- Joint Assets: Another way to avoid the need for financial guardianship is to hold joint assets, or placing all your assets in accounts that are owned jointly by you and another person. Usually this is done with a spouse, but it can be done with anyone close to you. This prevents you from needing a guardian to manage your accounts for you, since there is already someone who is legally allowed to do so.
Putting these measures in place now is likely to be far easier, cheaper and less stressful than going through the guardianship process after someone has already become incapacitated.
What are the benefits of hiring an attorney to help me handle an adult guardianship?

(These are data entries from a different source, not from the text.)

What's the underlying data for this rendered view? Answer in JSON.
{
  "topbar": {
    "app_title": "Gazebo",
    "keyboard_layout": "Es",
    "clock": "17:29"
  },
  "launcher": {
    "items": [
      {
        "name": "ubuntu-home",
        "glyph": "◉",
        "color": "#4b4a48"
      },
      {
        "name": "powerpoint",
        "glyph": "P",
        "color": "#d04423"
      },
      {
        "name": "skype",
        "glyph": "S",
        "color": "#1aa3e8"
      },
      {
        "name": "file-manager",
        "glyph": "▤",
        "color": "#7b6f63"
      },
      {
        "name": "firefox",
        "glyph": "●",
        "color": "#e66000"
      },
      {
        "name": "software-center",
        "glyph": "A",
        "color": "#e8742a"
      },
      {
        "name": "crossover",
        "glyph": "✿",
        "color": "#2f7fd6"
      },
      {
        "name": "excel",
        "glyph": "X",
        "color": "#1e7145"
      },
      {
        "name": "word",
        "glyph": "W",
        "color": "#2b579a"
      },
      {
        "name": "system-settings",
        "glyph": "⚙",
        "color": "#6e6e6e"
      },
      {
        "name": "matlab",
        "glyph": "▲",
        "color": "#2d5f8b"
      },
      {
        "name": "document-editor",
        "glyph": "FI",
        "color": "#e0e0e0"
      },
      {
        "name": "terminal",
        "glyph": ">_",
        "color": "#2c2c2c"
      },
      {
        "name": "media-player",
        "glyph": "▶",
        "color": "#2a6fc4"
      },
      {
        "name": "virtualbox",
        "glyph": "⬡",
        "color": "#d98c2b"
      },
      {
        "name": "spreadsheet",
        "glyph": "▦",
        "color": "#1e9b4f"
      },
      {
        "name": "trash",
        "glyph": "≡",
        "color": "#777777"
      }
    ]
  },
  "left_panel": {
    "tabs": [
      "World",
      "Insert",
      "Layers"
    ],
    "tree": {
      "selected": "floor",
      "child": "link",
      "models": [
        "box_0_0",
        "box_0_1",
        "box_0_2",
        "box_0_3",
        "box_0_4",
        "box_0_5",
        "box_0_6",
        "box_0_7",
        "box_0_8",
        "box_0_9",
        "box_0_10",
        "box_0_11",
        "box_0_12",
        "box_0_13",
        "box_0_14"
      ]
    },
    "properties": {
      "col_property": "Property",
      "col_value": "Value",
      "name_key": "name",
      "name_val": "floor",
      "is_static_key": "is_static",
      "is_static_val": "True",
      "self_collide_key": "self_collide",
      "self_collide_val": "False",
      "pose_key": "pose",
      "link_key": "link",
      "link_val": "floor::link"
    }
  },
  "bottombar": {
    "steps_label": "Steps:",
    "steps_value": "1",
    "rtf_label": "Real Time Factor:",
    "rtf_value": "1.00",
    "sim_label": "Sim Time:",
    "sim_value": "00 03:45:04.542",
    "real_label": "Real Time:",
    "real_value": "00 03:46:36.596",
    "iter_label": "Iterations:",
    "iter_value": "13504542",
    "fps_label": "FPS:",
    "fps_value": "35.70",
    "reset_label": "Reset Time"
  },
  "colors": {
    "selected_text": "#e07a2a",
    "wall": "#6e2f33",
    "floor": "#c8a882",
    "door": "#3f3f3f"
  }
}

Technically, it is not legally required to hire an attorney to handle an adult guardianship case. However, it is very highly recommended to have an attorney working with you throughout the process, ideally from the beginning of the case. The standard of proof for the appointment of a guardian is the same whether you have an attorney or not—meaning that they require you to meet the standards an attorney could meet, whether or not you have one.
Petitioning for the appointment of an adult guardian, and then actually serving as an adult guardian, is hard in any case. No one wants to surrender their independence, and no one wants to take away the independence of a loved one. Hiring an attorney can make the process far easier and ensure that basic errors aren’t made in the process that might complicate things down the line. They can assist you from start to finish, from filing the initial Petition and finding a reliable medical expert to representing you in Court, helping you observe your fiduciary and legal obligations, and helping you with your annual accounting.